Olivine tholeiitic basalt has augite and orthopyroxene or pigeonite with abundant olivine, but olivine may have rims of pyroxene and is unlikely to be present in the groundmass.
The modern petrological term basalt describing a particular composition of lava-derived rock originates from its use by Georgius Agricola in 1556 in his famous work of mining and mineralogy De re metallica, libri XII.
Agricola applied "basalt" to the volcanic black rock of the Schloßberg (local castle hill) at Stolpen, believing it to be the same as the "very hard stone" described by Pliny the Elder in Naturalis Historiae.
The term basalt is at times applied to shallow intrusive rocks with a composition typical of basalt, but rocks of this composition with a phaneritic (coarser) groundmass are generally referred to as diabase (also called dolerite) or, when more coarse-grained (crystals over 2 mm across), as gabbro.
Gabbro is often marketed commercially as "black granite." In the Hadean, Archean, and early Proterozoic eras of Earth's history, the chemistry of erupted magmas was significantly different from today's, due to immature crustal and asthenosphere differentiation.

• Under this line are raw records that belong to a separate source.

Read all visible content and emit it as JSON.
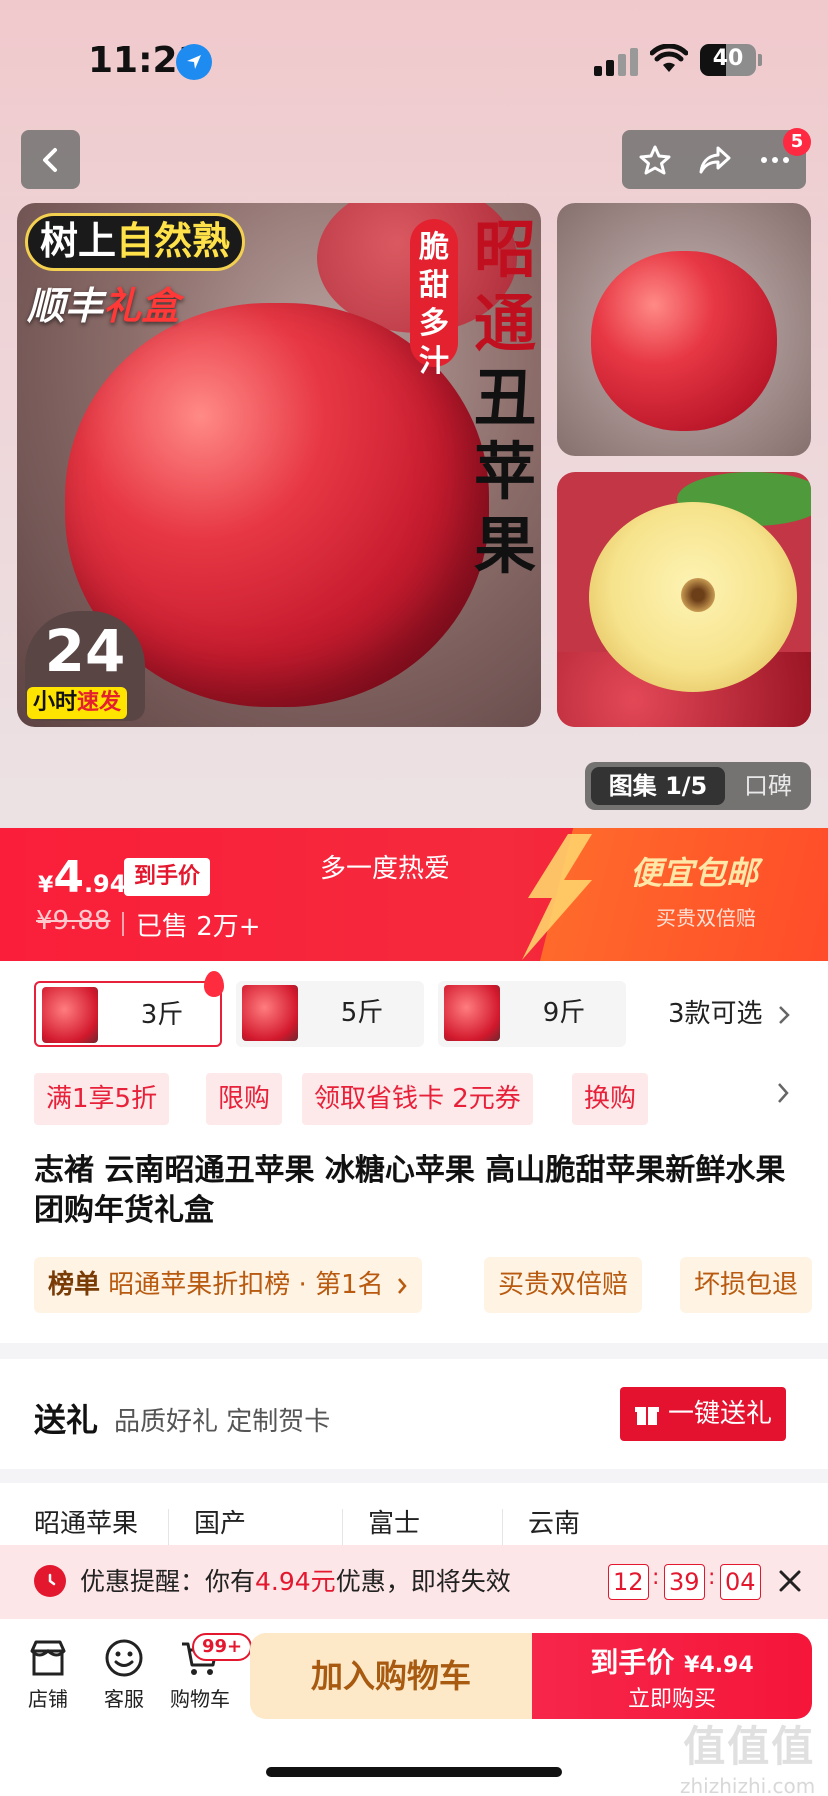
{
  "status_bar": {
    "time": "11:21",
    "battery": "40"
  },
  "header": {
    "more_badge": "5"
  },
  "gallery": {
    "main_tags": {
      "tree_prefix": "树上",
      "tree_highlight": "自然熟",
      "gift_prefix": "顺丰",
      "gift_highlight": "礼盒",
      "juicy": "脆甜多汁",
      "title_red": "昭通",
      "title_dark": "丑苹果",
      "badge_num": "24",
      "badge_ship_prefix": "小时",
      "badge_ship_highlight": "速发"
    },
    "switch_active": "图集 1/5",
    "switch_other": "口碑"
  },
  "price": {
    "currency": "¥",
    "int": "4",
    "dec": ".94",
    "final_tag": "到手价",
    "original": "¥9.88",
    "sold": "已售 2万+",
    "slogan": "多一度热爱",
    "free_ship": "便宜包邮",
    "double_pay": "买贵双倍赔"
  },
  "variants": {
    "items": [
      {
        "label": "3斤",
        "selected": true
      },
      {
        "label": "5斤",
        "selected": false
      },
      {
        "label": "9斤",
        "selected": false
      }
    ],
    "more": "3款可选"
  },
  "promos": [
    "满1享5折",
    "限购",
    "领取省钱卡 2元券",
    "换购"
  ],
  "product": {
    "title": "志褚 云南昭通丑苹果 冰糖心苹果 高山脆甜苹果新鲜水果 团购年货礼盒"
  },
  "chips": {
    "rank_label": "榜单",
    "rank_text": "昭通苹果折扣榜 · 第1名",
    "double_pay": "买贵双倍赔",
    "damage": "坏损包退"
  },
  "gift": {
    "title": "送礼",
    "subtitle": "品质好礼 定制贺卡",
    "button": "一键送礼"
  },
  "attributes": [
    "昭通苹果",
    "国产",
    "富士",
    "云南"
  ],
  "reminder": {
    "prefix": "优惠提醒：你有",
    "amount": "4.94元",
    "suffix": "优惠，即将失效",
    "hh": "12",
    "mm": "39",
    "ss": "04"
  },
  "bottom": {
    "shop": "店铺",
    "service": "客服",
    "cart": "购物车",
    "cart_badge": "99+",
    "add_to_cart": "加入购物车",
    "buy_line1": "到手价",
    "buy_price": "¥4.94",
    "buy_line2": "立即购买"
  },
  "watermark": {
    "big": "值值值",
    "small": "zhizhizhi.com"
  },
  "colors": {
    "accent": "#e3172e",
    "banner": "#fa1e3a",
    "cart_button": "#fde8c8"
  }
}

In particular, the relative abundance of europium compared to the other REE is often markedly higher or lower, and called the europium anomaly.
They are tholeiitic basalts particularly low in total alkalis and in incompatible trace elements, and they have relatively flat rare earth element (REE) patterns normalized to mantle or chondrite values.In tholeiitic basalt, pyroxene (augite and orthopyroxene or pigeonite) and calcium-rich plagioclase are common phenocryst minerals.Olivine may also be a phenocryst, and when present, may have rims of pigeonite.Photomicrograph of a volcanic (basaltic) sand grain; upper picture is plane-polarized light, bottom picture is cross-polarized light, scale box at left-center is 0.25 millimeter.Note white plagioclase "microlites" in cross-polarized light picture, surrounded by very fine grained volcanic glass.These ultramafic volcanic rocks, with silica (Si O) contents below 45% are usually classified as komatiites.